DESCRIPTION OF THE TASK
Pull each line with the string "boost" from the entries.

══ DATA LISTING

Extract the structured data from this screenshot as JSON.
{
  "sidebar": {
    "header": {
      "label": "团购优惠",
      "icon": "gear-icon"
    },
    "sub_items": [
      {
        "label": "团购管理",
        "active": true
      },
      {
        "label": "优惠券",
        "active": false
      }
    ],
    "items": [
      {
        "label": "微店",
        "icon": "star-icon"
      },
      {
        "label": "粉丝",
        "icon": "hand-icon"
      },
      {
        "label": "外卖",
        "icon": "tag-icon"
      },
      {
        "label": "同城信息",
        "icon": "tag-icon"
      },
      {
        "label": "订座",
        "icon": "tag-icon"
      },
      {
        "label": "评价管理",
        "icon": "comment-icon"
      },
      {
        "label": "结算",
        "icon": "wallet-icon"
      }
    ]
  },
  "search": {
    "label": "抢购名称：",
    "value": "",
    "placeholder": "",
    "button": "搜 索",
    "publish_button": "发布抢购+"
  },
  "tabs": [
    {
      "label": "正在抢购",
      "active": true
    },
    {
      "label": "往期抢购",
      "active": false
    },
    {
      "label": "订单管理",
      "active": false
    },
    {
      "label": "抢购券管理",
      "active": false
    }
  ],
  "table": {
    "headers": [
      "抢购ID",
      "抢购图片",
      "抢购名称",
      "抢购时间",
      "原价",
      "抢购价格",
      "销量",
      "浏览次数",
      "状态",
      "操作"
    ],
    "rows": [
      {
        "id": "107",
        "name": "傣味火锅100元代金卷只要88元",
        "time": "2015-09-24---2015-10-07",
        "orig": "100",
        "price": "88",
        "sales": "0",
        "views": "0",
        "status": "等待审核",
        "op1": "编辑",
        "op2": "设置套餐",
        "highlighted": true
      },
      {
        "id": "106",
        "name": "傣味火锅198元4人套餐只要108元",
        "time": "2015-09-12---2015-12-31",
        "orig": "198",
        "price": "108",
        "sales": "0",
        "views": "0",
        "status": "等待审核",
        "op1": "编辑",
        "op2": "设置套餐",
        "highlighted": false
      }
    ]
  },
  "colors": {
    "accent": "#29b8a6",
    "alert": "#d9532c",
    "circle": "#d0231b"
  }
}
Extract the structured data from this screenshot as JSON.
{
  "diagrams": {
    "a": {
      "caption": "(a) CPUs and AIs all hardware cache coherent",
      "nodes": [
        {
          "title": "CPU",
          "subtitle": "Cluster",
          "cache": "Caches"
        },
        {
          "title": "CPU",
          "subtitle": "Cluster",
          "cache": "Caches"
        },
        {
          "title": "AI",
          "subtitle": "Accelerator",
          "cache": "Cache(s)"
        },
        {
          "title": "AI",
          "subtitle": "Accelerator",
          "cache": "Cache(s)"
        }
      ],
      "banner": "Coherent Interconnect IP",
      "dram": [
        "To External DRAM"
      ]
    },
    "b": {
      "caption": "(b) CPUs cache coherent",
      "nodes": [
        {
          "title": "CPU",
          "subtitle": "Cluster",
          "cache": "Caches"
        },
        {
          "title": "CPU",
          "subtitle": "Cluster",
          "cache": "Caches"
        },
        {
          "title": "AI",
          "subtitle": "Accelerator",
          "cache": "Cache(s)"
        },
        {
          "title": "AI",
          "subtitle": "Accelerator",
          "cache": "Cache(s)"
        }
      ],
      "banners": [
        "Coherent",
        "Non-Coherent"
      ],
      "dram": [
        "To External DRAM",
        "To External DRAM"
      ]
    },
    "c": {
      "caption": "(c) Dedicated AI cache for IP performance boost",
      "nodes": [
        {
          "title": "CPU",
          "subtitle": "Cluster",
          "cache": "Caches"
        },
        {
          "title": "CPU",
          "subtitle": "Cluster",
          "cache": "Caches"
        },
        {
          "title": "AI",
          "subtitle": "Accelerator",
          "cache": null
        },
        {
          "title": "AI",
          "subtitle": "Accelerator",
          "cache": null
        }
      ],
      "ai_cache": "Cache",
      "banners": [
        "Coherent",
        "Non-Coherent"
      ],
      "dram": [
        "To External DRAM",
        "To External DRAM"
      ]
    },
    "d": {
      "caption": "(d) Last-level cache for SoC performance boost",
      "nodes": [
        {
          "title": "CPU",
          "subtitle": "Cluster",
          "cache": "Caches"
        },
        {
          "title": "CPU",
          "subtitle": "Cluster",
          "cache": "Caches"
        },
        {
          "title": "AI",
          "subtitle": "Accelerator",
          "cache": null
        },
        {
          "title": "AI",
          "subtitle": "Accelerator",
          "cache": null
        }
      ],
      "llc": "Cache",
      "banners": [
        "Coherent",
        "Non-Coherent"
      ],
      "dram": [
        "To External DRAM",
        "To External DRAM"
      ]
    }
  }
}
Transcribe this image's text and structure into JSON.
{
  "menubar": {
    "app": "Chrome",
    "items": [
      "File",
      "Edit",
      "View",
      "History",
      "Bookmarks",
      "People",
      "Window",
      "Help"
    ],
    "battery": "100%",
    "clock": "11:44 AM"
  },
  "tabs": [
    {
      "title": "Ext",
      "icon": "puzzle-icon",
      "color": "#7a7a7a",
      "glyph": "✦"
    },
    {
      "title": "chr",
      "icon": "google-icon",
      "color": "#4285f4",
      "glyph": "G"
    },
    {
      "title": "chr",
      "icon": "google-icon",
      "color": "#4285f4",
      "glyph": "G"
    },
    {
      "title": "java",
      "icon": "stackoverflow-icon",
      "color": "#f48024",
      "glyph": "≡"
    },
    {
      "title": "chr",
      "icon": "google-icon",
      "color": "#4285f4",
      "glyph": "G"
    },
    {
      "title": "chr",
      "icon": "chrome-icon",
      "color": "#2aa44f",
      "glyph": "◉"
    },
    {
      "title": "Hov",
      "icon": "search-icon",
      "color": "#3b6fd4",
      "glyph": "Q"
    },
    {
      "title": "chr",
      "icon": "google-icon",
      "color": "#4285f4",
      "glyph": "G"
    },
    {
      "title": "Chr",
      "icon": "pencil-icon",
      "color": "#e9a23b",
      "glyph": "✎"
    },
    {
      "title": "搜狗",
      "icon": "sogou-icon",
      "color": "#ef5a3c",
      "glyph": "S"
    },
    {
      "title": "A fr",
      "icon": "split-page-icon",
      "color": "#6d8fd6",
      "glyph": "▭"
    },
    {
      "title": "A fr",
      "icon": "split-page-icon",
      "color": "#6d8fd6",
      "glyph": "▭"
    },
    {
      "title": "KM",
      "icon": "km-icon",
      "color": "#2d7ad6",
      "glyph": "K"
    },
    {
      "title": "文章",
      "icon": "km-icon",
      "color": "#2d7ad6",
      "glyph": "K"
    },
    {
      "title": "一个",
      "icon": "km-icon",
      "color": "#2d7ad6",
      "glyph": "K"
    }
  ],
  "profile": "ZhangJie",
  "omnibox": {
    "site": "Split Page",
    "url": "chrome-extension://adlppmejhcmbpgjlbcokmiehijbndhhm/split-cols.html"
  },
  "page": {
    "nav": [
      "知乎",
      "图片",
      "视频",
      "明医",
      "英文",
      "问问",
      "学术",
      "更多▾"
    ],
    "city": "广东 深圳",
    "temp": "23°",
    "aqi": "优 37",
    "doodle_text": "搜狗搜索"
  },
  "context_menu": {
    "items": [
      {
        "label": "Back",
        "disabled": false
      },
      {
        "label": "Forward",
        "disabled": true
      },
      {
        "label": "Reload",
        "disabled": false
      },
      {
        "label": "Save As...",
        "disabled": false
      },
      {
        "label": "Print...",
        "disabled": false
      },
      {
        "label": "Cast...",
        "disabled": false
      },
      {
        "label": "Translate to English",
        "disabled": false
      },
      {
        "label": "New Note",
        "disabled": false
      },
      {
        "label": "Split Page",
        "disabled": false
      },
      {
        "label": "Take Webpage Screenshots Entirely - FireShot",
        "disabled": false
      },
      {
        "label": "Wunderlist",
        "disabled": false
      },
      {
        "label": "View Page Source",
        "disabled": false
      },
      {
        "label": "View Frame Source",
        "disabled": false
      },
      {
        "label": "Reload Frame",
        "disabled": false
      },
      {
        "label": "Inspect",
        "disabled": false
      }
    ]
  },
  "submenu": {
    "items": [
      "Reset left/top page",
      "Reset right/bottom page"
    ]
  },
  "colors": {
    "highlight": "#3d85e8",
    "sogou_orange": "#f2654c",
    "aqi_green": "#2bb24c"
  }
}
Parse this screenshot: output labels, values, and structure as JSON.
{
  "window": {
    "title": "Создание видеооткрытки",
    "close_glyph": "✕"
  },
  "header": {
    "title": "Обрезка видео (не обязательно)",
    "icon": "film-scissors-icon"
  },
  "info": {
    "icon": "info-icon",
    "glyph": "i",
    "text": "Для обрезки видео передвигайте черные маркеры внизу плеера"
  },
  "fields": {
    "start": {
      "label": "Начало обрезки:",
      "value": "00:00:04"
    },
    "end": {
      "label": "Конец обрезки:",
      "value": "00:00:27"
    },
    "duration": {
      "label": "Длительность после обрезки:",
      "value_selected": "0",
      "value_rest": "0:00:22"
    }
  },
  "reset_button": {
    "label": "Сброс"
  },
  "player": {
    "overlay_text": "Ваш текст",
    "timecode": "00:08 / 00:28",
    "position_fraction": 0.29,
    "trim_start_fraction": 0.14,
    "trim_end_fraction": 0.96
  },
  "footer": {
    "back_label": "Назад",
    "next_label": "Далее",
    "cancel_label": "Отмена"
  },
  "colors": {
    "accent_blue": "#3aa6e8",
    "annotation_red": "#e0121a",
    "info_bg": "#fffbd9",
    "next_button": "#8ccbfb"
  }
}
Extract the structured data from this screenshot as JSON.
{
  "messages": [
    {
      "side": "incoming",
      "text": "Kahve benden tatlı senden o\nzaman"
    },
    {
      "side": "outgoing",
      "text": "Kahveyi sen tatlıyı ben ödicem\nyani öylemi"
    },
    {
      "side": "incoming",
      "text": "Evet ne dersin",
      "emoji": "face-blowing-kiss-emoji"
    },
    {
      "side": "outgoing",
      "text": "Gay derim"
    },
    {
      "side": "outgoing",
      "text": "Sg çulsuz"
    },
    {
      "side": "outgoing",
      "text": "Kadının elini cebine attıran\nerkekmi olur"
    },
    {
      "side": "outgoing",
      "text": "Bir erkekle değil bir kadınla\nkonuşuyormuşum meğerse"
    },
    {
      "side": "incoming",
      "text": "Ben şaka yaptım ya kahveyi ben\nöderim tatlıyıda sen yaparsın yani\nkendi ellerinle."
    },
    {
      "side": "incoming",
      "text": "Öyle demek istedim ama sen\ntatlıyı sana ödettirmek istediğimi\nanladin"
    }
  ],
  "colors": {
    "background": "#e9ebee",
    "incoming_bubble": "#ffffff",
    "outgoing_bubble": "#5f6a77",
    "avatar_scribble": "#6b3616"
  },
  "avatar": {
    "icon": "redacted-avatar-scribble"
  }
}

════

THE COMPLETED TASK
      "caption": "(c) Dedicated AI cache for IP performance boost",
      "caption": "(d) Last-level cache for SoC performance boost",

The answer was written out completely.